### Task details
Output every record precisely.

[App and web page records]

________

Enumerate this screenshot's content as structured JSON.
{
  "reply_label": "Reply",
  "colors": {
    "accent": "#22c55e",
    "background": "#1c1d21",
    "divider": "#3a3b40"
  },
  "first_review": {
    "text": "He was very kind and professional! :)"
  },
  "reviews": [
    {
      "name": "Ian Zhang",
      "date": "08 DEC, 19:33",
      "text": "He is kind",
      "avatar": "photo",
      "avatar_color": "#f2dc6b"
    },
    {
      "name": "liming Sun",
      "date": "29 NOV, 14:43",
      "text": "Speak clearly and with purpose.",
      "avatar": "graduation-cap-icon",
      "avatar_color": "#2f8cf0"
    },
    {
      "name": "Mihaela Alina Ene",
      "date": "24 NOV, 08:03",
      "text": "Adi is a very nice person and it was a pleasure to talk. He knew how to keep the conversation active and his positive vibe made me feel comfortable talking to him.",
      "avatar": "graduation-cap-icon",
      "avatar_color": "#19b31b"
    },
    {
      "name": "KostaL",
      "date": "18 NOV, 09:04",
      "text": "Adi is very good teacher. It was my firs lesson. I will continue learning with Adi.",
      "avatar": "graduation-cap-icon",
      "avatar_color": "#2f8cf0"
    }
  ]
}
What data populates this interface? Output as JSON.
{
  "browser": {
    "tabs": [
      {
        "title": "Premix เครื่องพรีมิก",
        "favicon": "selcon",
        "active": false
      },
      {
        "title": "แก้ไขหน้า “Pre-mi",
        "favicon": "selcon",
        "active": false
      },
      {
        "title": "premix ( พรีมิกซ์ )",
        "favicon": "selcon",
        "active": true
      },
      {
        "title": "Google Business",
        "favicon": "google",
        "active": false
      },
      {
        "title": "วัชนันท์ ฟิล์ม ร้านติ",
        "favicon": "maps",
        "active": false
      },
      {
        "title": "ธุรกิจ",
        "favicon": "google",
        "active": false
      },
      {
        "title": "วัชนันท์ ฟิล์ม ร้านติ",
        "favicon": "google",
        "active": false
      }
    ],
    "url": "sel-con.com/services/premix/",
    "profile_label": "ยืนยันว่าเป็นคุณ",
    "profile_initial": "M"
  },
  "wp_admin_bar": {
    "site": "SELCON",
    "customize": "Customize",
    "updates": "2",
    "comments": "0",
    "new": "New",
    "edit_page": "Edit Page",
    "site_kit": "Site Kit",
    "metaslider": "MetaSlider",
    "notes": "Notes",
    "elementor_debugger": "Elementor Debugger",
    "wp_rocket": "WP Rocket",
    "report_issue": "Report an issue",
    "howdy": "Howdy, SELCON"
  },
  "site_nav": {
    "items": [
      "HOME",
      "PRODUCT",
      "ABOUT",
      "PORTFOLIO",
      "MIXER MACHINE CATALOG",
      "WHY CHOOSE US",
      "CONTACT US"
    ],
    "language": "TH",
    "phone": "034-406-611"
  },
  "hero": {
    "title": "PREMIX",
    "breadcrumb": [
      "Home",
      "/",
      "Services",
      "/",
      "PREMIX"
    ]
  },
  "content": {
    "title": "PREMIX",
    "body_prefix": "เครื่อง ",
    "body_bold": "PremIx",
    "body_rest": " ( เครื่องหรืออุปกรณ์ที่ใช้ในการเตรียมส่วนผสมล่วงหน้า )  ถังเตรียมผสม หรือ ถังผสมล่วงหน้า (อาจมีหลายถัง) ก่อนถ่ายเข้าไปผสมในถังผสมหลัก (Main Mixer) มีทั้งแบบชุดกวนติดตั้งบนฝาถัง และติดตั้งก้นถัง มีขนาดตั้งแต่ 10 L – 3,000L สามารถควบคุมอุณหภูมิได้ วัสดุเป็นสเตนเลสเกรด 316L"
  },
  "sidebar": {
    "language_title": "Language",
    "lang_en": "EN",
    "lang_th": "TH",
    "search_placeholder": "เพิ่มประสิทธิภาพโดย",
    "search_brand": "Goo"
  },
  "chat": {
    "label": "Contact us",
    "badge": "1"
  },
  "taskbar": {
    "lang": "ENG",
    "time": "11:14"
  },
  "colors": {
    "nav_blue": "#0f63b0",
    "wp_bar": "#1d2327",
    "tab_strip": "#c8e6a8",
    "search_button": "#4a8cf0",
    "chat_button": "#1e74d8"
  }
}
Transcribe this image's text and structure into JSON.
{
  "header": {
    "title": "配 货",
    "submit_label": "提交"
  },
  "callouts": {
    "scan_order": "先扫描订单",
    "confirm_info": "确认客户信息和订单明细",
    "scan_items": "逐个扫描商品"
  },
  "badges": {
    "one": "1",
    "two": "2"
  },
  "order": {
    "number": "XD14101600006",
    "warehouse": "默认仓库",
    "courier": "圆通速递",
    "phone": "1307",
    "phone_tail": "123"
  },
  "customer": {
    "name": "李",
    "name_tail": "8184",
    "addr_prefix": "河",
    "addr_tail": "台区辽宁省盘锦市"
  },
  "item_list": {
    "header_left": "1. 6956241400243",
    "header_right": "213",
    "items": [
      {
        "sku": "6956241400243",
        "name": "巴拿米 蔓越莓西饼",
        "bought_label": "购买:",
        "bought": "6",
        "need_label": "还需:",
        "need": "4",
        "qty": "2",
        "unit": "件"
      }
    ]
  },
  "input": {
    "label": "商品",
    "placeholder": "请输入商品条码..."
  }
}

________

### Task solution
Enumerate this screenshot's content as structured JSON.
{
  "reply_label": "Reply",
  "colors": {
    "accent": "#22c55e",
    "background": "#1c1d21",
    "divider": "#3a3b40"
  },
  "first_review": {
    "text": "He was very kind and professional! :)"
  },
  "reviews": [
    {
      "name": "Ian Zhang",
      "date": "08 DEC, 19:33",
      "text": "He is kind",
      "avatar": "photo",
      "avatar_color": "#f2dc6b"
    },
    {
      "name": "liming Sun",
      "date": "29 NOV, 14:43",
      "text": "Speak clearly and with purpose.",
      "avatar": "graduation-cap-icon",
      "avatar_color": "#2f8cf0"
    },
    {
      "name": "Mihaela Alina Ene",
      "date": "24 NOV, 08:03",
      "text": "Adi is a very nice person and it was a pleasure to talk. He knew how to keep the conversation active and his positive vibe made me feel comfortable talking to him.",
      "avatar": "graduation-cap-icon",
      "avatar_color": "#19b31b"
    },
    {
      "name": "KostaL",
      "date": "18 NOV, 09:04",
      "text": "Adi is very good teacher. It was my firs lesson. I will continue learning with Adi.",
      "avatar": "graduation-cap-icon",
      "avatar_color": "#2f8cf0"
    }
  ]
}
What data populates this interface? Output as JSON.
{
  "browser": {
    "tabs": [
      {
        "title": "Premix เครื่องพรีมิก",
        "favicon": "selcon",
        "active": false
      },
      {
        "title": "แก้ไขหน้า “Pre-mi",
        "favicon": "selcon",
        "active": false
      },
      {
        "title": "premix ( พรีมิกซ์ )",
        "favicon": "selcon",
        "active": true
      },
      {
        "title": "Google Business",
        "favicon": "google",
        "active": false
      },
      {
        "title": "วัชนันท์ ฟิล์ม ร้านติ",
        "favicon": "maps",
        "active": false
      },
      {
        "title": "ธุรกิจ",
        "favicon": "google",
        "active": false
      },
      {
        "title": "วัชนันท์ ฟิล์ม ร้านติ",
        "favicon": "google",
        "active": false
      }
    ],
    "url": "sel-con.com/services/premix/",
    "profile_label": "ยืนยันว่าเป็นคุณ",
    "profile_initial": "M"
  },
  "wp_admin_bar": {
    "site": "SELCON",
    "customize": "Customize",
    "updates": "2",
    "comments": "0",
    "new": "New",
    "edit_page": "Edit Page",
    "site_kit": "Site Kit",
    "metaslider": "MetaSlider",
    "notes": "Notes",
    "elementor_debugger": "Elementor Debugger",
    "wp_rocket": "WP Rocket",
    "report_issue": "Report an issue",
    "howdy": "Howdy, SELCON"
  },
  "site_nav": {
    "items": [
      "HOME",
      "PRODUCT",
      "ABOUT",
      "PORTFOLIO",
      "MIXER MACHINE CATALOG",
      "WHY CHOOSE US",
      "CONTACT US"
    ],
    "language": "TH",
    "phone": "034-406-611"
  },
  "hero": {
    "title": "PREMIX",
    "breadcrumb": [
      "Home",
      "/",
      "Services",
      "/",
      "PREMIX"
    ]
  },
  "content": {
    "title": "PREMIX",
    "body_prefix": "เครื่อง ",
    "body_bold": "PremIx",
    "body_rest": " ( เครื่องหรืออุปกรณ์ที่ใช้ในการเตรียมส่วนผสมล่วงหน้า )  ถังเตรียมผสม หรือ ถังผสมล่วงหน้า (อาจมีหลายถัง) ก่อนถ่ายเข้าไปผสมในถังผสมหลัก (Main Mixer) มีทั้งแบบชุดกวนติดตั้งบนฝาถัง และติดตั้งก้นถัง มีขนาดตั้งแต่ 10 L – 3,000L สามารถควบคุมอุณหภูมิได้ วัสดุเป็นสเตนเลสเกรด 316L"
  },
  "sidebar": {
    "language_title": "Language",
    "lang_en": "EN",
    "lang_th": "TH",
    "search_placeholder": "เพิ่มประสิทธิภาพโดย",
    "search_brand": "Goo"
  },
  "chat": {
    "label": "Contact us",
    "badge": "1"
  },
  "taskbar": {
    "lang": "ENG",
    "time": "11:14"
  },
  "colors": {
    "nav_blue": "#0f63b0",
    "wp_bar": "#1d2327",
    "tab_strip": "#c8e6a8",
    "search_button": "#4a8cf0",
    "chat_button": "#1e74d8"
  }
}
Transcribe this image's text and structure into JSON.
{
  "header": {
    "title": "配 货",
    "submit_label": "提交"
  },
  "callouts": {
    "scan_order": "先扫描订单",
    "confirm_info": "确认客户信息和订单明细",
    "scan_items": "逐个扫描商品"
  },
  "badges": {
    "one": "1",
    "two": "2"
  },
  "order": {
    "number": "XD14101600006",
    "warehouse": "默认仓库",
    "courier": "圆通速递",
    "phone": "1307",
    "phone_tail": "123"
  },
  "customer": {
    "name": "李",
    "name_tail": "8184",
    "addr_prefix": "河",
    "addr_tail": "台区辽宁省盘锦市"
  },
  "item_list": {
    "header_left": "1. 6956241400243",
    "header_right": "213",
    "items": [
      {
        "sku": "6956241400243",
        "name": "巴拿米 蔓越莓西饼",
        "bought_label": "购买:",
        "bought": "6",
        "need_label": "还需:",
        "need": "4",
        "qty": "2",
        "unit": "件"
      }
    ]
  },
  "input": {
    "label": "商品",
    "placeholder": "请输入商品条码..."
  }
}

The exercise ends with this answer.